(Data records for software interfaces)
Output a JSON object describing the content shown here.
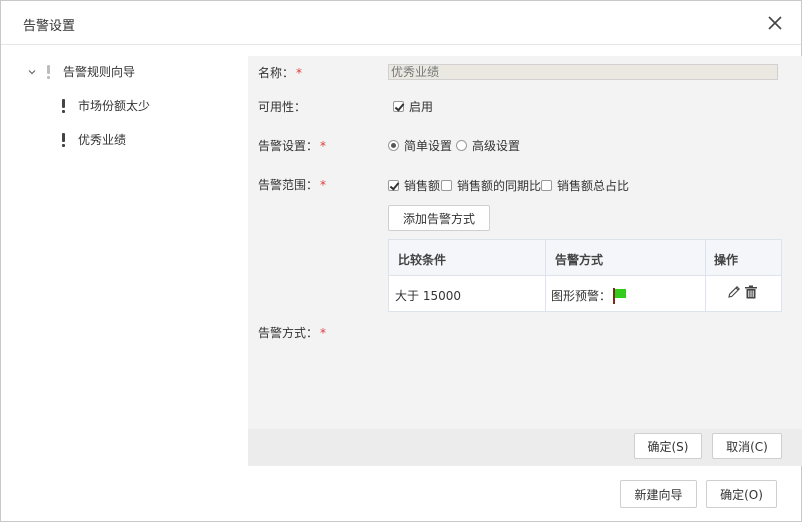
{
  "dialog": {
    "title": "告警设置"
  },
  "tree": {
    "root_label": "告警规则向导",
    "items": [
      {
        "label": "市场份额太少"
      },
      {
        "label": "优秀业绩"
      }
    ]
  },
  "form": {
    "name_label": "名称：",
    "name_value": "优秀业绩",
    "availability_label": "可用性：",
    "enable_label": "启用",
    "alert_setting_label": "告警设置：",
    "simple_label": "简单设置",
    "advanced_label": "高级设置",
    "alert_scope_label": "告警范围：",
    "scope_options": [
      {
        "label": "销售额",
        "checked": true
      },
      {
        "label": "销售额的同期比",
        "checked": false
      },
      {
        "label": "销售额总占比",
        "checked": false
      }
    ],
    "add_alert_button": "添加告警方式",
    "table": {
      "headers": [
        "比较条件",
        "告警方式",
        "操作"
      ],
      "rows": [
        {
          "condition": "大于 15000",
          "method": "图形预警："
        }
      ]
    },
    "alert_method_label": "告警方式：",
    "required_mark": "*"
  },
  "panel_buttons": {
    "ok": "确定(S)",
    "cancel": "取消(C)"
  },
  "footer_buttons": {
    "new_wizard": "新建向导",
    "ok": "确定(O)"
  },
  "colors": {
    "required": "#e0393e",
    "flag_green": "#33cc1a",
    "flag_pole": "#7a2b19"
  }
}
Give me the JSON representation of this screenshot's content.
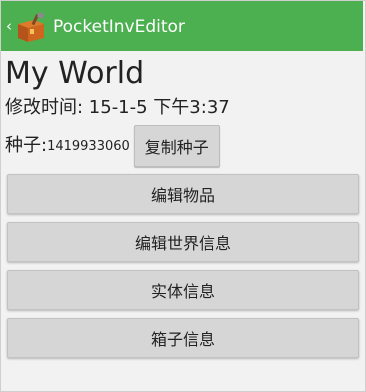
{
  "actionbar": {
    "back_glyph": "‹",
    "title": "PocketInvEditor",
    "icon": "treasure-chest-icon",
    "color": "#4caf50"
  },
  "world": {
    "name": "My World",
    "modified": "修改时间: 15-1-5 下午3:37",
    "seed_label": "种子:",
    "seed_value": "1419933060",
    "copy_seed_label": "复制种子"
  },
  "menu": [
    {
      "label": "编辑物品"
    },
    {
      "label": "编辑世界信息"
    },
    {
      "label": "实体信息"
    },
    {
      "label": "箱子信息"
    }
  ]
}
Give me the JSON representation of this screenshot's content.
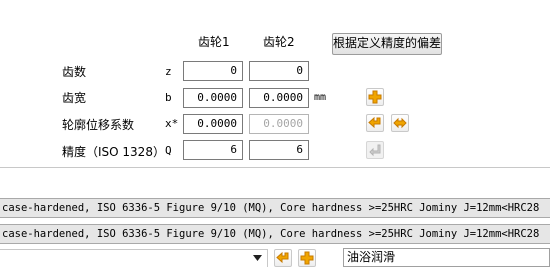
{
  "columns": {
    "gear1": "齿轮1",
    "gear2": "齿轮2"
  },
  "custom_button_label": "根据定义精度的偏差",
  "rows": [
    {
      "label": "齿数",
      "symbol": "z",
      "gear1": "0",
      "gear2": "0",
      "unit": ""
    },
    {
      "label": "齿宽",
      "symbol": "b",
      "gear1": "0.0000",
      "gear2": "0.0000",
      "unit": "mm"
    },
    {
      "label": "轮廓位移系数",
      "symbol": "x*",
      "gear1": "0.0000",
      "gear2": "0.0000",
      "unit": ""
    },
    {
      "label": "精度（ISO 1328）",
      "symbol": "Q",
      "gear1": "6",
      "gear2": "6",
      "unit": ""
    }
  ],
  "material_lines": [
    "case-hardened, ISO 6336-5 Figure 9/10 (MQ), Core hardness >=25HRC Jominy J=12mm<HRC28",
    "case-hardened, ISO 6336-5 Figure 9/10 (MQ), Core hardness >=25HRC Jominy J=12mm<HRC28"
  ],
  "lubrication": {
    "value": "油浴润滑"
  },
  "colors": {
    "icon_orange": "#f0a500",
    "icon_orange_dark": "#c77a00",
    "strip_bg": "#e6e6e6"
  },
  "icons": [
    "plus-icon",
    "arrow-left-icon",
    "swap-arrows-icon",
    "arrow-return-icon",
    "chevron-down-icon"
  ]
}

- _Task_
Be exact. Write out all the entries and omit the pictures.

- _Solution to the problem_
Output a JSON object describing the content shown here.
{
  "dialog": {
    "title": "告警设置"
  },
  "tree": {
    "root_label": "告警规则向导",
    "items": [
      {
        "label": "市场份额太少"
      },
      {
        "label": "优秀业绩"
      }
    ]
  },
  "form": {
    "name_label": "名称：",
    "name_value": "优秀业绩",
    "availability_label": "可用性：",
    "enable_label": "启用",
    "alert_setting_label": "告警设置：",
    "simple_label": "简单设置",
    "advanced_label": "高级设置",
    "alert_scope_label": "告警范围：",
    "scope_options": [
      {
        "label": "销售额",
        "checked": true
      },
      {
        "label": "销售额的同期比",
        "checked": false
      },
      {
        "label": "销售额总占比",
        "checked": false
      }
    ],
    "add_alert_button": "添加告警方式",
    "table": {
      "headers": [
        "比较条件",
        "告警方式",
        "操作"
      ],
      "rows": [
        {
          "condition": "大于 15000",
          "method": "图形预警："
        }
      ]
    },
    "alert_method_label": "告警方式：",
    "required_mark": "*"
  },
  "panel_buttons": {
    "ok": "确定(S)",
    "cancel": "取消(C)"
  },
  "footer_buttons": {
    "new_wizard": "新建向导",
    "ok": "确定(O)"
  },
  "colors": {
    "required": "#e0393e",
    "flag_green": "#33cc1a",
    "flag_pole": "#7a2b19"
  }
}
Give me the JSON representation of this screenshot's content.
{
  "actionbar": {
    "back_glyph": "‹",
    "title": "PocketInvEditor",
    "icon": "treasure-chest-icon",
    "color": "#4caf50"
  },
  "world": {
    "name": "My World",
    "modified": "修改时间: 15-1-5 下午3:37",
    "seed_label": "种子:",
    "seed_value": "1419933060",
    "copy_seed_label": "复制种子"
  },
  "menu": [
    {
      "label": "编辑物品"
    },
    {
      "label": "编辑世界信息"
    },
    {
      "label": "实体信息"
    },
    {
      "label": "箱子信息"
    }
  ]
}
Give me the JSON representation of this screenshot's content.
{
  "columns": {
    "gear1": "齿轮1",
    "gear2": "齿轮2"
  },
  "custom_button_label": "根据定义精度的偏差",
  "rows": [
    {
      "label": "齿数",
      "symbol": "z",
      "gear1": "0",
      "gear2": "0",
      "unit": ""
    },
    {
      "label": "齿宽",
      "symbol": "b",
      "gear1": "0.0000",
      "gear2": "0.0000",
      "unit": "mm"
    },
    {
      "label": "轮廓位移系数",
      "symbol": "x*",
      "gear1": "0.0000",
      "gear2": "0.0000",
      "unit": ""
    },
    {
      "label": "精度（ISO 1328）",
      "symbol": "Q",
      "gear1": "6",
      "gear2": "6",
      "unit": ""
    }
  ],
  "material_lines": [
    "case-hardened, ISO 6336-5 Figure 9/10 (MQ), Core hardness >=25HRC Jominy J=12mm<HRC28",
    "case-hardened, ISO 6336-5 Figure 9/10 (MQ), Core hardness >=25HRC Jominy J=12mm<HRC28"
  ],
  "lubrication": {
    "value": "油浴润滑"
  },
  "colors": {
    "icon_orange": "#f0a500",
    "icon_orange_dark": "#c77a00",
    "strip_bg": "#e6e6e6"
  },
  "icons": [
    "plus-icon",
    "arrow-left-icon",
    "swap-arrows-icon",
    "arrow-return-icon",
    "chevron-down-icon"
  ]
}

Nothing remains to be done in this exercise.